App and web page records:
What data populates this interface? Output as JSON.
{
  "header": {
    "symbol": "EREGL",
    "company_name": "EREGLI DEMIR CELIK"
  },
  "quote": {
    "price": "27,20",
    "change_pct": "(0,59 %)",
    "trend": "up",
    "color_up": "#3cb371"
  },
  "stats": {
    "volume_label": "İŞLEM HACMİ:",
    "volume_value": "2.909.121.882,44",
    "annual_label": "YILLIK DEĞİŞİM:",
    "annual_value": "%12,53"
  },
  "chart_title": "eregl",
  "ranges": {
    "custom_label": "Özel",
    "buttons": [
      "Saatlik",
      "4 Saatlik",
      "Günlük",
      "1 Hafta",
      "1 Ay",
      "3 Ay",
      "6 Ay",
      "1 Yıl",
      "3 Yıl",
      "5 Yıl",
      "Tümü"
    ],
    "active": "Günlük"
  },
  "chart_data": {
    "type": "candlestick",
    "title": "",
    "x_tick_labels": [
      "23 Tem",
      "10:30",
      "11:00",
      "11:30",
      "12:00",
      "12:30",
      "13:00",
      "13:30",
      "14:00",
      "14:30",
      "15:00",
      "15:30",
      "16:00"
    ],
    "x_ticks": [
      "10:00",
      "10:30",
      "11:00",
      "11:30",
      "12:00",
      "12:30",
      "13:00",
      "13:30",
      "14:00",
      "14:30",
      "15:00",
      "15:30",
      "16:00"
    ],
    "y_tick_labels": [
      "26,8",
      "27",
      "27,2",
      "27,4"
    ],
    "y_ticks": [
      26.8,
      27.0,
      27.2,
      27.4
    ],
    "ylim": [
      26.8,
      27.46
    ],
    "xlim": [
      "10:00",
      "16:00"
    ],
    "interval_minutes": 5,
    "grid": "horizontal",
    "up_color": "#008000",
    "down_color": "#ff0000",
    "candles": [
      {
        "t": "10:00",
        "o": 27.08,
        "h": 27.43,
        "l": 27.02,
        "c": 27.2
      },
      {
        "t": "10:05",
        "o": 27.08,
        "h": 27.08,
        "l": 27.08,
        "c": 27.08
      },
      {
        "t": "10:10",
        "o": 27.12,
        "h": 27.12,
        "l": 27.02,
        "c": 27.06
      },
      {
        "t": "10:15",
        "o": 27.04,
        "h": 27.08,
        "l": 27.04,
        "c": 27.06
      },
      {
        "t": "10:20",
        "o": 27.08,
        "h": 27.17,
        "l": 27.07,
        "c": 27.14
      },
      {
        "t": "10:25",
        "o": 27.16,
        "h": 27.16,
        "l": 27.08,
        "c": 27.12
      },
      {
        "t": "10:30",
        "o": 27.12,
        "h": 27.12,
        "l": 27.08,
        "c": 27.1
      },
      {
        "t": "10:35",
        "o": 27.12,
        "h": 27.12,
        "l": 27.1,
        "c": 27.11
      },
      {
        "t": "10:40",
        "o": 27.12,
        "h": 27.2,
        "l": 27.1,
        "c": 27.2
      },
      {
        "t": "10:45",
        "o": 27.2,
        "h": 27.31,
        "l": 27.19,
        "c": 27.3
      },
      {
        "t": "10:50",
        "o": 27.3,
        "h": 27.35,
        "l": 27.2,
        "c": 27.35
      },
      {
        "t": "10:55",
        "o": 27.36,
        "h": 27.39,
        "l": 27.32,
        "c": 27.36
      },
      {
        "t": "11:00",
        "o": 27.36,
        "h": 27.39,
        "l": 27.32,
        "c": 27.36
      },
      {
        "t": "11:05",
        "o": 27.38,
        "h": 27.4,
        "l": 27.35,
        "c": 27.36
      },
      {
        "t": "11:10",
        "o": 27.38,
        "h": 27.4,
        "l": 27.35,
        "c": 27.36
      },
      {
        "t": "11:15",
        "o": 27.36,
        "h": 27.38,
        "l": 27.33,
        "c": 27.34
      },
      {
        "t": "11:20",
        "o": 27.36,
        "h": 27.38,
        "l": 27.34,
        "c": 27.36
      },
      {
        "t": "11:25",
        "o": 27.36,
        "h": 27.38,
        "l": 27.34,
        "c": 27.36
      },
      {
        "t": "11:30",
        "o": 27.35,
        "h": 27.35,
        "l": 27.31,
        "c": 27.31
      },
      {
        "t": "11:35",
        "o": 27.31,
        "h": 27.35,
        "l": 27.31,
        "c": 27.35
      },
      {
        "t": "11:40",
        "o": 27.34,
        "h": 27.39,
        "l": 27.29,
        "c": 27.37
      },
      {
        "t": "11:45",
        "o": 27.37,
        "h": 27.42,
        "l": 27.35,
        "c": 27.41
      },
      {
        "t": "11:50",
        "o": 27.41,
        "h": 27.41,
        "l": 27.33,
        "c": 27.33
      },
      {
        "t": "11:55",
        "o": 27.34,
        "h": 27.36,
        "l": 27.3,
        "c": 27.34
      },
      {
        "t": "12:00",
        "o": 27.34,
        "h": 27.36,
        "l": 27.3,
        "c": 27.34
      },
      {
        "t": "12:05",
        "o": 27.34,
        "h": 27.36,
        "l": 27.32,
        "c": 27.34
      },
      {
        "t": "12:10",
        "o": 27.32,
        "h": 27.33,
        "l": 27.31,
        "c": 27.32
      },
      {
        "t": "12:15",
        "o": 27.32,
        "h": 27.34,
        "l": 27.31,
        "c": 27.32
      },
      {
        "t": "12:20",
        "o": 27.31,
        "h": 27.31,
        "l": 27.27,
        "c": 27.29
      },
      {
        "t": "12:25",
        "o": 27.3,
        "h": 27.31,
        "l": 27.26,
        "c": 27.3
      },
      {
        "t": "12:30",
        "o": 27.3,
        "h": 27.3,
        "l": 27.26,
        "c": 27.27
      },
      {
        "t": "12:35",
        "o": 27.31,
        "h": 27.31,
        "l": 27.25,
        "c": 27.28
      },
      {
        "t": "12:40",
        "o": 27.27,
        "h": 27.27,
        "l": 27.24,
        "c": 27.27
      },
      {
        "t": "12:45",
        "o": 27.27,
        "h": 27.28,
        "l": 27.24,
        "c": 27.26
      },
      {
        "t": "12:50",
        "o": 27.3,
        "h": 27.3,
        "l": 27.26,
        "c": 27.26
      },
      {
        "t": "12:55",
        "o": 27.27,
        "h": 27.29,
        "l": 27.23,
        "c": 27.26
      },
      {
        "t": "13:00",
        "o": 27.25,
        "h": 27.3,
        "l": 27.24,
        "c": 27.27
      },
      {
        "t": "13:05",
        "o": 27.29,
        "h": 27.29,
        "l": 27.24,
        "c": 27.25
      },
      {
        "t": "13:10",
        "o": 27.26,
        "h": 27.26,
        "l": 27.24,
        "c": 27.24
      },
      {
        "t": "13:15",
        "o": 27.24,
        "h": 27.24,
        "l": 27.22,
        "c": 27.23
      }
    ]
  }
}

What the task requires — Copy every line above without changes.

Answer box —
What data populates this interface? Output as JSON.
{
  "header": {
    "symbol": "EREGL",
    "company_name": "EREGLI DEMIR CELIK"
  },
  "quote": {
    "price": "27,20",
    "change_pct": "(0,59 %)",
    "trend": "up",
    "color_up": "#3cb371"
  },
  "stats": {
    "volume_label": "İŞLEM HACMİ:",
    "volume_value": "2.909.121.882,44",
    "annual_label": "YILLIK DEĞİŞİM:",
    "annual_value": "%12,53"
  },
  "chart_title": "eregl",
  "ranges": {
    "custom_label": "Özel",
    "buttons": [
      "Saatlik",
      "4 Saatlik",
      "Günlük",
      "1 Hafta",
      "1 Ay",
      "3 Ay",
      "6 Ay",
      "1 Yıl",
      "3 Yıl",
      "5 Yıl",
      "Tümü"
    ],
    "active": "Günlük"
  },
  "chart_data": {
    "type": "candlestick",
    "title": "",
    "x_tick_labels": [
      "23 Tem",
      "10:30",
      "11:00",
      "11:30",
      "12:00",
      "12:30",
      "13:00",
      "13:30",
      "14:00",
      "14:30",
      "15:00",
      "15:30",
      "16:00"
    ],
    "x_ticks": [
      "10:00",
      "10:30",
      "11:00",
      "11:30",
      "12:00",
      "12:30",
      "13:00",
      "13:30",
      "14:00",
      "14:30",
      "15:00",
      "15:30",
      "16:00"
    ],
    "y_tick_labels": [
      "26,8",
      "27",
      "27,2",
      "27,4"
    ],
    "y_ticks": [
      26.8,
      27.0,
      27.2,
      27.4
    ],
    "ylim": [
      26.8,
      27.46
    ],
    "xlim": [
      "10:00",
      "16:00"
    ],
    "interval_minutes": 5,
    "grid": "horizontal",
    "up_color": "#008000",
    "down_color": "#ff0000",
    "candles": [
      {
        "t": "10:00",
        "o": 27.08,
        "h": 27.43,
        "l": 27.02,
        "c": 27.2
      },
      {
        "t": "10:05",
        "o": 27.08,
        "h": 27.08,
        "l": 27.08,
        "c": 27.08
      },
      {
        "t": "10:10",
        "o": 27.12,
        "h": 27.12,
        "l": 27.02,
        "c": 27.06
      },
      {
        "t": "10:15",
        "o": 27.04,
        "h": 27.08,
        "l": 27.04,
        "c": 27.06
      },
      {
        "t": "10:20",
        "o": 27.08,
        "h": 27.17,
        "l": 27.07,
        "c": 27.14
      },
      {
        "t": "10:25",
        "o": 27.16,
        "h": 27.16,
        "l": 27.08,
        "c": 27.12
      },
      {
        "t": "10:30",
        "o": 27.12,
        "h": 27.12,
        "l": 27.08,
        "c": 27.1
      },
      {
        "t": "10:35",
        "o": 27.12,
        "h": 27.12,
        "l": 27.1,
        "c": 27.11
      },
      {
        "t": "10:40",
        "o": 27.12,
        "h": 27.2,
        "l": 27.1,
        "c": 27.2
      },
      {
        "t": "10:45",
        "o": 27.2,
        "h": 27.31,
        "l": 27.19,
        "c": 27.3
      },
      {
        "t": "10:50",
        "o": 27.3,
        "h": 27.35,
        "l": 27.2,
        "c": 27.35
      },
      {
        "t": "10:55",
        "o": 27.36,
        "h": 27.39,
        "l": 27.32,
        "c": 27.36
      },
      {
        "t": "11:00",
        "o": 27.36,
        "h": 27.39,
        "l": 27.32,
        "c": 27.36
      },
      {
        "t": "11:05",
        "o": 27.38,
        "h": 27.4,
        "l": 27.35,
        "c": 27.36
      },
      {
        "t": "11:10",
        "o": 27.38,
        "h": 27.4,
        "l": 27.35,
        "c": 27.36
      },
      {
        "t": "11:15",
        "o": 27.36,
        "h": 27.38,
        "l": 27.33,
        "c": 27.34
      },
      {
        "t": "11:20",
        "o": 27.36,
        "h": 27.38,
        "l": 27.34,
        "c": 27.36
      },
      {
        "t": "11:25",
        "o": 27.36,
        "h": 27.38,
        "l": 27.34,
        "c": 27.36
      },
      {
        "t": "11:30",
        "o": 27.35,
        "h": 27.35,
        "l": 27.31,
        "c": 27.31
      },
      {
        "t": "11:35",
        "o": 27.31,
        "h": 27.35,
        "l": 27.31,
        "c": 27.35
      },
      {
        "t": "11:40",
        "o": 27.34,
        "h": 27.39,
        "l": 27.29,
        "c": 27.37
      },
      {
        "t": "11:45",
        "o": 27.37,
        "h": 27.42,
        "l": 27.35,
        "c": 27.41
      },
      {
        "t": "11:50",
        "o": 27.41,
        "h": 27.41,
        "l": 27.33,
        "c": 27.33
      },
      {
        "t": "11:55",
        "o": 27.34,
        "h": 27.36,
        "l": 27.3,
        "c": 27.34
      },
      {
        "t": "12:00",
        "o": 27.34,
        "h": 27.36,
        "l": 27.3,
        "c": 27.34
      },
      {
        "t": "12:05",
        "o": 27.34,
        "h": 27.36,
        "l": 27.32,
        "c": 27.34
      },
      {
        "t": "12:10",
        "o": 27.32,
        "h": 27.33,
        "l": 27.31,
        "c": 27.32
      },
      {
        "t": "12:15",
        "o": 27.32,
        "h": 27.34,
        "l": 27.31,
        "c": 27.32
      },
      {
        "t": "12:20",
        "o": 27.31,
        "h": 27.31,
        "l": 27.27,
        "c": 27.29
      },
      {
        "t": "12:25",
        "o": 27.3,
        "h": 27.31,
        "l": 27.26,
        "c": 27.3
      },
      {
        "t": "12:30",
        "o": 27.3,
        "h": 27.3,
        "l": 27.26,
        "c": 27.27
      },
      {
        "t": "12:35",
        "o": 27.31,
        "h": 27.31,
        "l": 27.25,
        "c": 27.28
      },
      {
        "t": "12:40",
        "o": 27.27,
        "h": 27.27,
        "l": 27.24,
        "c": 27.27
      },
      {
        "t": "12:45",
        "o": 27.27,
        "h": 27.28,
        "l": 27.24,
        "c": 27.26
      },
      {
        "t": "12:50",
        "o": 27.3,
        "h": 27.3,
        "l": 27.26,
        "c": 27.26
      },
      {
        "t": "12:55",
        "o": 27.27,
        "h": 27.29,
        "l": 27.23,
        "c": 27.26
      },
      {
        "t": "13:00",
        "o": 27.25,
        "h": 27.3,
        "l": 27.24,
        "c": 27.27
      },
      {
        "t": "13:05",
        "o": 27.29,
        "h": 27.29,
        "l": 27.24,
        "c": 27.25
      },
      {
        "t": "13:10",
        "o": 27.26,
        "h": 27.26,
        "l": 27.24,
        "c": 27.24
      },
      {
        "t": "13:15",
        "o": 27.24,
        "h": 27.24,
        "l": 27.22,
        "c": 27.23
      }
    ]
  }
}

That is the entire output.